I started with the basics: battery voltage, fuses, the variety of solenoids and switches required to coax an old engine to life. None of it worked. And worse, dark, heavy clouds began crowding our horizon. Spring’s a funny time in the mountains. The county pulses with green life, tiny leaves vivid against the dull browns of fading winter. Everything is fed by near-daily thunderstorms, booming things that work their way up and down the ridges. The radar wasn’t kind. We were in for a drenching.
The car’s low, and the starter is positioned so deep within the engine bay that I couldn’t reach it without a jack. We needed to get to a garage.
Patrick said a roll start would usually get the 911 running. Since it began acting up, John’s been no stranger to pushing his Porsche. That’s how he wound up snapping the driver-side door stay a few weeks back. He was pushing the car into its spot in the barn when the door grabbed a post. There was no real damage aside from that $20 stay and the fact that the door could swing out into the fender.
We hadn’t pushed the car far when Patrick let out a string of quiet, concise curses to accompany the crumpling-Coke-can sound of tortured German metal. He was on the driver’s side. He’d let go of the door for a moment, and it had done what it was made to do: swing on those perfect German hinges. And, without that stay in place, it had opened wide enough to snag on a utility pole. At our lazy trot, the momentum was enough to spring the door and crumple the skin. By some miracle, it hadn’t caught the front fender, but its new shape would interfere with the rest of the bodywork if we tried to shut it. The only logical thing to do was remove the door, then attempt a second roll start.
The door came off easily enough, but it took some time to decipher where we could disconnect the wiring harness. There we sat in the parking lot, with the driver’s door of John’s Porsche in Patrick’s lap and me buried to my elbows in the car’s innards. All of this, of course, occurred in clear view of John’s waiting room. He’s a local physician, and in a town where everyone knows everyone else’s favorite pair of socks, the 911 is no stranger.
A nurse opened the waiting room window, and stuck her head out.
“What have you boys done?”
This all felt familiar. That deep gut drop. The ever-expanding sense of exacerbation. We found ourselves living every sad ’80s movie trope, walking in the well-worn paths blazed by characters like Cameron Frye. Maybe Joel from “Risky Business,” but without the feel-good ending. When it comes to the Porsche of your friend’s father, you are always 17 years old, trying to get away with something, and making it worse.
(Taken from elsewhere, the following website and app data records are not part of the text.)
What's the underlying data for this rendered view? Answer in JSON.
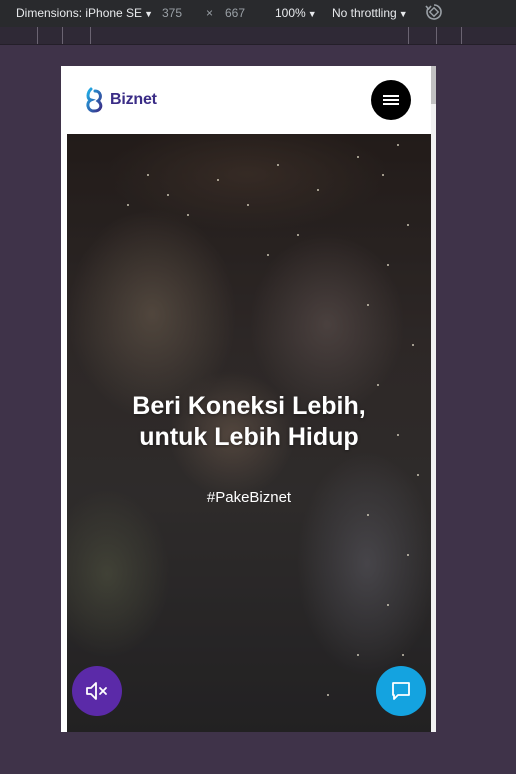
{
  "devtools": {
    "dimensions_label": "Dimensions: iPhone SE",
    "width": "375",
    "times": "×",
    "height": "667",
    "zoom": "100%",
    "throttling": "No throttling",
    "caret": "▼"
  },
  "site": {
    "logo_text": "Biznet",
    "brand_color": "#3a2c86",
    "menu_icon": "hamburger-icon"
  },
  "hero": {
    "title_line1": "Beri Koneksi Lebih,",
    "title_line2": "untuk Lebih Hidup",
    "tagline": "#PakeBiznet"
  },
  "buttons": {
    "mute_icon": "volume-mute-icon",
    "mute_color": "#5b2aa8",
    "chat_icon": "chat-bubble-icon",
    "chat_color": "#14a3e0"
  }
}
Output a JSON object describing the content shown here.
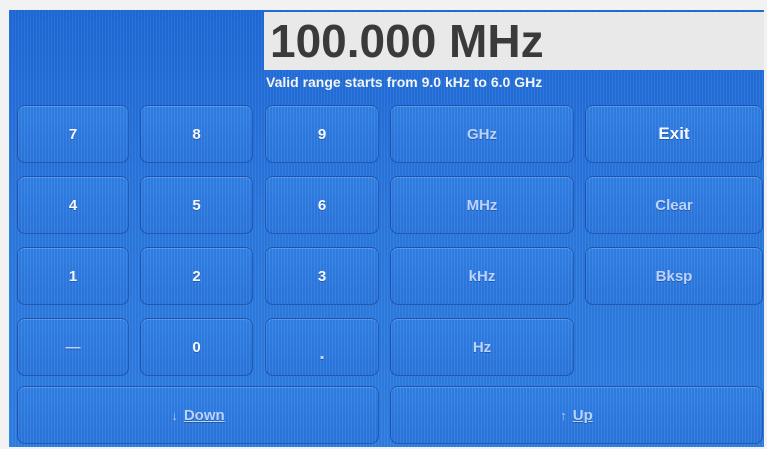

John showed up, and to his credit, he was unfazed by seeing his Porsche in measurably worse shape than when he left it. Maybe he heard the commotion from the waiting room and had time to collect himself before coming outside. Or, maybe like his son, he’s just a better man than I. With his help, we managed to disconnect the door, tucked it in my truck, and set about roll starting the car in earnest. Except, it wouldn’t start. Instead, it sat there blaring its horn. The switch for the alarm is in the driver’s door, and with it resting comfortably 100 yards away, the Porsche was convinced someone was trying to steal it.
With the sky continuing to darken, John called a wrecker, who deftly loaded the 911 SC onto a rollback and tucked it into my father’s accommodating garage before the first fat rain drops fell. Say thanks for small mercies.
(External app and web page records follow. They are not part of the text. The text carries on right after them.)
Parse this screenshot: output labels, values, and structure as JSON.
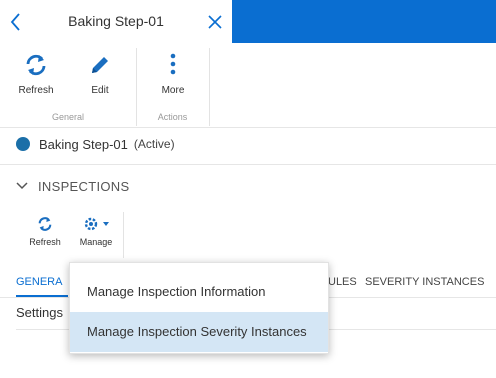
{
  "header": {
    "title": "Baking Step-01"
  },
  "toolbar": {
    "general": {
      "label": "General",
      "refresh": "Refresh",
      "edit": "Edit"
    },
    "actions": {
      "label": "Actions",
      "more": "More"
    }
  },
  "record": {
    "name": "Baking Step-01",
    "status": "(Active)",
    "status_color": "#1b6fa8"
  },
  "inspections": {
    "section_title": "INSPECTIONS",
    "refresh": "Refresh",
    "manage": "Manage"
  },
  "tabs": {
    "general": "GENERA",
    "rules": "ULES",
    "severity": "SEVERITY INSTANCES"
  },
  "content": {
    "settings": "Settings"
  },
  "manage_menu": {
    "items": [
      "Manage Inspection Information",
      "Manage Inspection Severity Instances"
    ]
  },
  "colors": {
    "accent": "#0a6ed1",
    "menu_hover": "#d4e6f5"
  }
}
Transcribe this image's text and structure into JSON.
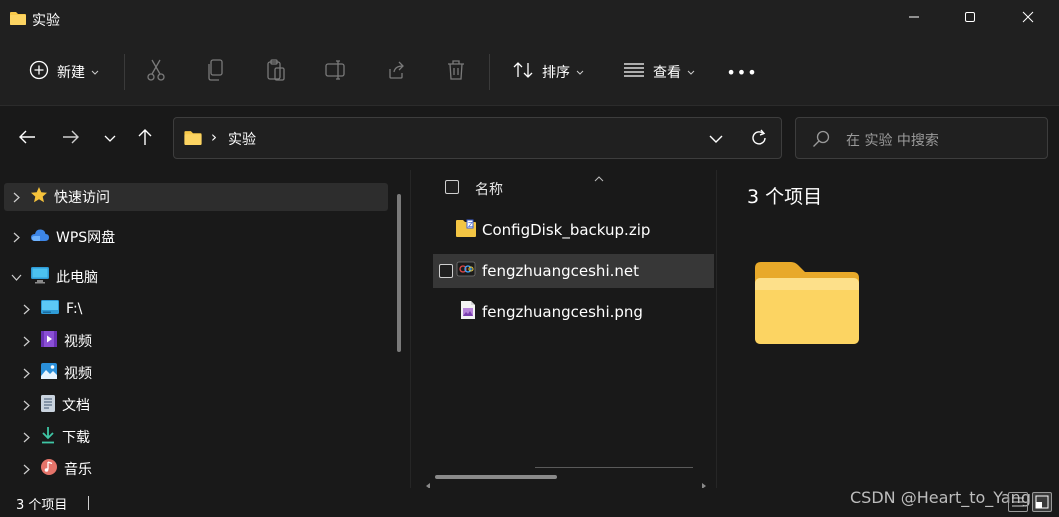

After the 911 was unloaded, the tow-truck driver leaned forward conspiratorially.
“This doctor John’s car?”
In a week, I’d have the 911 running again. The starter terminals were corroded, and correcting the problem was as simple as some time with a brass brush and a bit of cleaner. There’s a sweetness to a simple victory after a long and frustrating stack of defeats, and hearing that old flat six stutter to life was all I needed out of the world at that moment. The soft symphony of internal combustion.
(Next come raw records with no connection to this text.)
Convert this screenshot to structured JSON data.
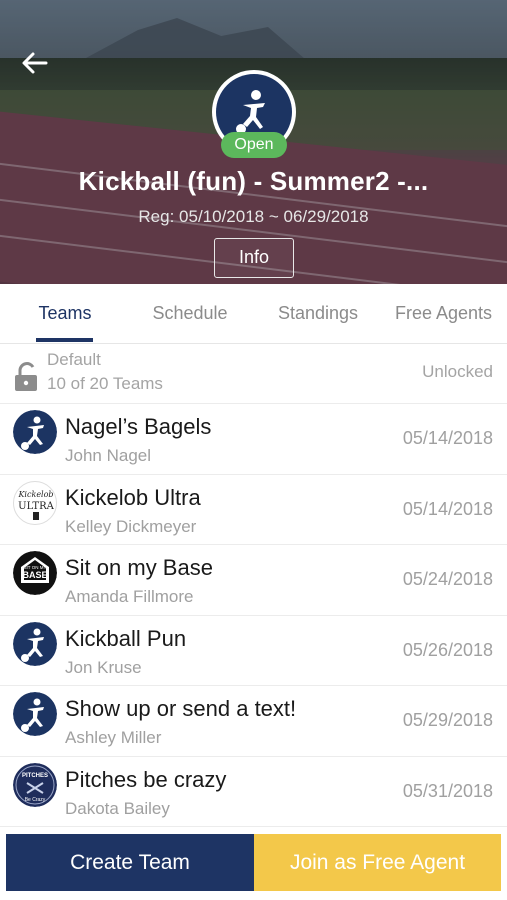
{
  "header": {
    "back_icon": "arrow-left-icon",
    "status_badge": "Open",
    "title": "Kickball (fun) - Summer2 -...",
    "reg_dates": "Reg: 05/10/2018 ~ 06/29/2018",
    "info_label": "Info"
  },
  "tabs": [
    {
      "label": "Teams",
      "active": true
    },
    {
      "label": "Schedule",
      "active": false
    },
    {
      "label": "Standings",
      "active": false
    },
    {
      "label": "Free Agents",
      "active": false
    }
  ],
  "division": {
    "icon": "lock-open-icon",
    "name": "Default",
    "count": "10 of 20 Teams",
    "status": "Unlocked"
  },
  "teams": [
    {
      "name": "Nagel’s Bagels",
      "captain": "John Nagel",
      "date": "05/14/2018",
      "avatar": "kickball-player-icon"
    },
    {
      "name": "Kickelob Ultra",
      "captain": "Kelley Dickmeyer",
      "date": "05/14/2018",
      "avatar": "kickelob-ultra-logo"
    },
    {
      "name": "Sit on my Base",
      "captain": "Amanda Fillmore",
      "date": "05/24/2018",
      "avatar": "base-logo"
    },
    {
      "name": "Kickball Pun",
      "captain": "Jon Kruse",
      "date": "05/26/2018",
      "avatar": "kickball-player-icon"
    },
    {
      "name": "Show up or send a text!",
      "captain": "Ashley Miller",
      "date": "05/29/2018",
      "avatar": "kickball-player-icon"
    },
    {
      "name": "Pitches be crazy",
      "captain": "Dakota Bailey",
      "date": "05/31/2018",
      "avatar": "pitches-logo"
    }
  ],
  "logo_text": {
    "kickelob": "Kickelob",
    "ultra": "ULTRA",
    "base": "BASE",
    "base_top": "SIT ON MY",
    "pitches": "PITCHES",
    "pitches_sub": "Be Crazy"
  },
  "actions": {
    "create_team": "Create Team",
    "join_free_agent": "Join as Free Agent"
  },
  "colors": {
    "primary": "#1e3464",
    "accent": "#f3c84a",
    "open_badge": "#5cb85c",
    "muted_text": "#a0a0a0"
  }
}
The door will take longer. My father and I were able to straighten it enough to get it remounted and shutting properly, but until John can get it professionally repaired, the wrinkled skin will stay a vivid reminder of how bad it hurts to violate the first rule of mechanic work. It’s one I’d guess John knows pretty well himself: primum non nocere — first, do no harm.